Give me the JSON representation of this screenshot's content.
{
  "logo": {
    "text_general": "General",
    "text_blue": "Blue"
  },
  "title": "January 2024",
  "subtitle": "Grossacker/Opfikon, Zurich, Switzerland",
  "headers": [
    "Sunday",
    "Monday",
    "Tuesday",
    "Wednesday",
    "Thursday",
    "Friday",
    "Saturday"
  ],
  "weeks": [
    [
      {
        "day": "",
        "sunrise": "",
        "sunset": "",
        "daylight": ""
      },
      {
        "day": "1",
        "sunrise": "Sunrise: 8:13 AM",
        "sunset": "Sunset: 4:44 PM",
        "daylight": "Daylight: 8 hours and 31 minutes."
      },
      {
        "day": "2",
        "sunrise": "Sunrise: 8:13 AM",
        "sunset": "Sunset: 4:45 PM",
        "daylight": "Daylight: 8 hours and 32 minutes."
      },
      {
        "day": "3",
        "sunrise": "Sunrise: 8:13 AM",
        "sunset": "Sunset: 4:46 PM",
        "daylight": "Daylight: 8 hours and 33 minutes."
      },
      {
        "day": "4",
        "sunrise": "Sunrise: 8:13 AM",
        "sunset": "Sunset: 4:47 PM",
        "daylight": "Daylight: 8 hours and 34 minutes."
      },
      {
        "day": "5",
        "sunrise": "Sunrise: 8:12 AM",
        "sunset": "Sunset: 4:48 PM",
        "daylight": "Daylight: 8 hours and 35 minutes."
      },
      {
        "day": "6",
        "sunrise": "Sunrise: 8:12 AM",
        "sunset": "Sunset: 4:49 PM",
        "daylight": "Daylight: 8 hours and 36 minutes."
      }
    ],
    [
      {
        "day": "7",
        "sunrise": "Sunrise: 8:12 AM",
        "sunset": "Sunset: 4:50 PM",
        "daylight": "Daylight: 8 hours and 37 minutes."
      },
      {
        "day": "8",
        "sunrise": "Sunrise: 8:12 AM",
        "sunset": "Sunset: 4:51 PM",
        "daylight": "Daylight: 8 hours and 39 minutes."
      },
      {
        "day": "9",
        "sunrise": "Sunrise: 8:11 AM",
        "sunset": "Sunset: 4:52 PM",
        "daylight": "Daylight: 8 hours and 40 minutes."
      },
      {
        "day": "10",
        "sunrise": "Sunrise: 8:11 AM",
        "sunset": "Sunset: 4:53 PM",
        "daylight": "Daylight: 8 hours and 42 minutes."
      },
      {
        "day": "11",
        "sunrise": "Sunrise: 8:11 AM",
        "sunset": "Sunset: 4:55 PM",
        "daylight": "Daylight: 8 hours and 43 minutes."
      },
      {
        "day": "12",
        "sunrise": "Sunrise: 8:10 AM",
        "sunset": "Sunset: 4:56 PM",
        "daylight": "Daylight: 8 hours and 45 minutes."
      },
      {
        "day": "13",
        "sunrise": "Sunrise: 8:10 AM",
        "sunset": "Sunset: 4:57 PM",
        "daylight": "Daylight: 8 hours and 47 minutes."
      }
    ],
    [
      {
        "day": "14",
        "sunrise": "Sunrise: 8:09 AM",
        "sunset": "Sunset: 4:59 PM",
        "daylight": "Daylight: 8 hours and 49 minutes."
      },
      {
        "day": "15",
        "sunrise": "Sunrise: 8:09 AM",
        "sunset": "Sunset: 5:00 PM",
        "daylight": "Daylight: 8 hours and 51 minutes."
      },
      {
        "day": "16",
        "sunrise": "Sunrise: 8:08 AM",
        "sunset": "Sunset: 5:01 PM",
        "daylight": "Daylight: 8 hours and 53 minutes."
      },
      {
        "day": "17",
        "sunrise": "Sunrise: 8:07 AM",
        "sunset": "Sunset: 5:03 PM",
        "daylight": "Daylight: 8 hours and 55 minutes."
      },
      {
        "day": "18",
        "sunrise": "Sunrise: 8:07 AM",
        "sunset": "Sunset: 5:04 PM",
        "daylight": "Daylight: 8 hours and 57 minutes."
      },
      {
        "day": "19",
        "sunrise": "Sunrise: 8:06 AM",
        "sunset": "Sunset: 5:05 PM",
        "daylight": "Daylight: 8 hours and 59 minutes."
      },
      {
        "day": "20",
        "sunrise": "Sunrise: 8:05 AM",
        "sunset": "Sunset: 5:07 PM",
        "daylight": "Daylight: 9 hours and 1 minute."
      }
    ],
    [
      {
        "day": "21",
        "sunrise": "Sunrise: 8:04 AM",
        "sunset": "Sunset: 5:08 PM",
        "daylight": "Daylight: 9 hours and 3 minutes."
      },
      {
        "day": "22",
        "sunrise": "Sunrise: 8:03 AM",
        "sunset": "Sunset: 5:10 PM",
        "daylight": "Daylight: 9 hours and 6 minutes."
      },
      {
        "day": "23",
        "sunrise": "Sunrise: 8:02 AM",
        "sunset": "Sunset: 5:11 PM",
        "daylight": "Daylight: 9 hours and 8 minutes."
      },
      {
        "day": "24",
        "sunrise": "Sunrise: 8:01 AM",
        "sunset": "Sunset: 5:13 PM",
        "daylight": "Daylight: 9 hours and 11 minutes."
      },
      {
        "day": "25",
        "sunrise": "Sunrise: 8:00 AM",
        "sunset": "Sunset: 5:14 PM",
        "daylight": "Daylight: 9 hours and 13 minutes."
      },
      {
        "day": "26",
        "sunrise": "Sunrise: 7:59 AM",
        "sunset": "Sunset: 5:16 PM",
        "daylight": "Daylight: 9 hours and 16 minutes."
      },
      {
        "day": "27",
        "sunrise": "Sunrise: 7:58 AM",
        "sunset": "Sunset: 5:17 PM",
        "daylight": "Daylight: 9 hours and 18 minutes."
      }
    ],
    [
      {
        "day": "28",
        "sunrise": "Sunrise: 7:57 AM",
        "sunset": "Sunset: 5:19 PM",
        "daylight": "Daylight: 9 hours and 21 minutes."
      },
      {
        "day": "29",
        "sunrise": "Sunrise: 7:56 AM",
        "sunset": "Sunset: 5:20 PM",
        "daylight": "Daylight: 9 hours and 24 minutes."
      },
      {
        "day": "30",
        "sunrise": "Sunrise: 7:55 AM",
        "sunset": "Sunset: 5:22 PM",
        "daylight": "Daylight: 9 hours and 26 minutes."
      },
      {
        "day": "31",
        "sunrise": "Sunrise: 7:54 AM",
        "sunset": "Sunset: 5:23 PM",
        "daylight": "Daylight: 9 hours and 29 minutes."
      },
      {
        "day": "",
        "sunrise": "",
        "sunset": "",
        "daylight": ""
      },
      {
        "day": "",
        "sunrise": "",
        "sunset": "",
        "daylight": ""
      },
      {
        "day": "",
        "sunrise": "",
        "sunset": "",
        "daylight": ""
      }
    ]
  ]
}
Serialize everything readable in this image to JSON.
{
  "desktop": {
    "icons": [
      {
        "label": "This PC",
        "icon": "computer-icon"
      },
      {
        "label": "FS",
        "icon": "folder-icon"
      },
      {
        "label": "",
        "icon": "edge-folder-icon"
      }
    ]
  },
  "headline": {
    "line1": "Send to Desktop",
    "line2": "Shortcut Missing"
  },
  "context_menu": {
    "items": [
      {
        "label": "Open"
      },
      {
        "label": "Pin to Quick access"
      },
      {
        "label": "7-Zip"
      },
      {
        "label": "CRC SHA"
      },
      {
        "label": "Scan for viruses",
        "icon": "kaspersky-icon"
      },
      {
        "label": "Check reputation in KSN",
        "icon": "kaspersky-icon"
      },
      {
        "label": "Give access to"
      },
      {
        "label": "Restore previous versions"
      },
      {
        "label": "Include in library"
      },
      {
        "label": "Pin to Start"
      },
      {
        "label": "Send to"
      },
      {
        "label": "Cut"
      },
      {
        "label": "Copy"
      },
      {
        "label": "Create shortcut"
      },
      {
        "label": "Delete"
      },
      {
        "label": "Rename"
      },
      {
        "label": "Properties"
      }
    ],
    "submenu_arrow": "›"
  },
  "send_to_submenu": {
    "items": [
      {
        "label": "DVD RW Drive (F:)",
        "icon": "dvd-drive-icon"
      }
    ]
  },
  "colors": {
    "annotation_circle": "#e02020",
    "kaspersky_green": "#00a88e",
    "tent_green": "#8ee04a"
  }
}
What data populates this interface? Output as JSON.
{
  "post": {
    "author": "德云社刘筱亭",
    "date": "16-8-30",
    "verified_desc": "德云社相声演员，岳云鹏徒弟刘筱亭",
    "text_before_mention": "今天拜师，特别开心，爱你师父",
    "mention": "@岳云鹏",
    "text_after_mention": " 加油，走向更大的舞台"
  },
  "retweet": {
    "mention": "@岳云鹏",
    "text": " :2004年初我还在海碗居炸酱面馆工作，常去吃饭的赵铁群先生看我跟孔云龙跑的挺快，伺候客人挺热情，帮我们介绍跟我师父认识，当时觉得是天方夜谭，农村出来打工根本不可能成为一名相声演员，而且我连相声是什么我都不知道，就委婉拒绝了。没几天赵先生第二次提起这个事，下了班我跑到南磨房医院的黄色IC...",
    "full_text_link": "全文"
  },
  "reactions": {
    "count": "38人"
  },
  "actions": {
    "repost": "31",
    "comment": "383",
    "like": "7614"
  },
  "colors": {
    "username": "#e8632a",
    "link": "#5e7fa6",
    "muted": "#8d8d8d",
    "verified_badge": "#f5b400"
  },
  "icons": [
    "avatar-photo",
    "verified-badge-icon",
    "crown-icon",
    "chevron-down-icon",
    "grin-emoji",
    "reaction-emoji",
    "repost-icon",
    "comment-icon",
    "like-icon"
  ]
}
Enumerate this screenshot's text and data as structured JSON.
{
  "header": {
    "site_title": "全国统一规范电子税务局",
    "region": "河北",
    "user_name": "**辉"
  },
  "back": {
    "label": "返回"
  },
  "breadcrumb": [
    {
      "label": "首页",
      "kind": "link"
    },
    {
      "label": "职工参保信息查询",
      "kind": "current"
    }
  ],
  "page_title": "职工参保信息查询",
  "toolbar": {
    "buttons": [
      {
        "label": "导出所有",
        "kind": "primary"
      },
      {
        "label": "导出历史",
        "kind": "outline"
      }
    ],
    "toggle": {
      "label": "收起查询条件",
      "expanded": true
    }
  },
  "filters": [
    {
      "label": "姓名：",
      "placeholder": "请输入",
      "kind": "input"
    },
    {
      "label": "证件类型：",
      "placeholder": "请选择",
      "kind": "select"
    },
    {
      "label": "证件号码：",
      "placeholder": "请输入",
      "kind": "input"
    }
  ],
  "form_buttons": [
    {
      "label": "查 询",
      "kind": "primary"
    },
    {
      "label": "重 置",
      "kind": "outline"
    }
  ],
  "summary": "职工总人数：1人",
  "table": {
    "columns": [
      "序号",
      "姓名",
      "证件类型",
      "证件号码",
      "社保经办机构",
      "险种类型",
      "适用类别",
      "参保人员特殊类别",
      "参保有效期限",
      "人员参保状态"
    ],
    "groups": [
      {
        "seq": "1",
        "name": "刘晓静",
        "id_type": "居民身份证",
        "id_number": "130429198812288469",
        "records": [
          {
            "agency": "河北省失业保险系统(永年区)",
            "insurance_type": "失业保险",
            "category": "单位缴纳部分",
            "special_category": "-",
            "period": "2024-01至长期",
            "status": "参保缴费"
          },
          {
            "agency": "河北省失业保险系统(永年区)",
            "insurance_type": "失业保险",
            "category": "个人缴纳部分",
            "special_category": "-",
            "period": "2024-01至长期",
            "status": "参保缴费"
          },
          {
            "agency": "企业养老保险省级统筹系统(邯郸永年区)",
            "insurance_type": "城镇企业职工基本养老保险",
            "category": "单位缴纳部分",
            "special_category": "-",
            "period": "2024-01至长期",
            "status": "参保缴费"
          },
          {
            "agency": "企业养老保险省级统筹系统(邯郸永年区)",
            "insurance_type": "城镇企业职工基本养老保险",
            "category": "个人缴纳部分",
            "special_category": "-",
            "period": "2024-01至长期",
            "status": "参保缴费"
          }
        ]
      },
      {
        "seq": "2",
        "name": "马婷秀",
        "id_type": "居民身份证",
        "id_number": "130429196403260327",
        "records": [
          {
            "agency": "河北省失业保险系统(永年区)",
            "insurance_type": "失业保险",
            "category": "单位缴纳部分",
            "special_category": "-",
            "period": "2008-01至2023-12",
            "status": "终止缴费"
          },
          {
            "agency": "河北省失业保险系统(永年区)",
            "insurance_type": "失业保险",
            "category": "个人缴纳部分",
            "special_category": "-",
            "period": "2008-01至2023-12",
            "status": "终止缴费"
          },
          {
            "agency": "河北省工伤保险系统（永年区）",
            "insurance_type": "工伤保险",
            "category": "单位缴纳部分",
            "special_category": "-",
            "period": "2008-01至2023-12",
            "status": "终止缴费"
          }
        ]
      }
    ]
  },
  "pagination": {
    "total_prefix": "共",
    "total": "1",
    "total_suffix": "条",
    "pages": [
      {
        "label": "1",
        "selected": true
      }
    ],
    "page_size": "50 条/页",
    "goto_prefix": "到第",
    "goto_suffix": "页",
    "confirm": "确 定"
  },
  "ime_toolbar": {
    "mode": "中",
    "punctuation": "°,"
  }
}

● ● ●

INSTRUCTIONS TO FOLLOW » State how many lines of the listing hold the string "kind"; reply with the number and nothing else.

RESULT BELOW » 9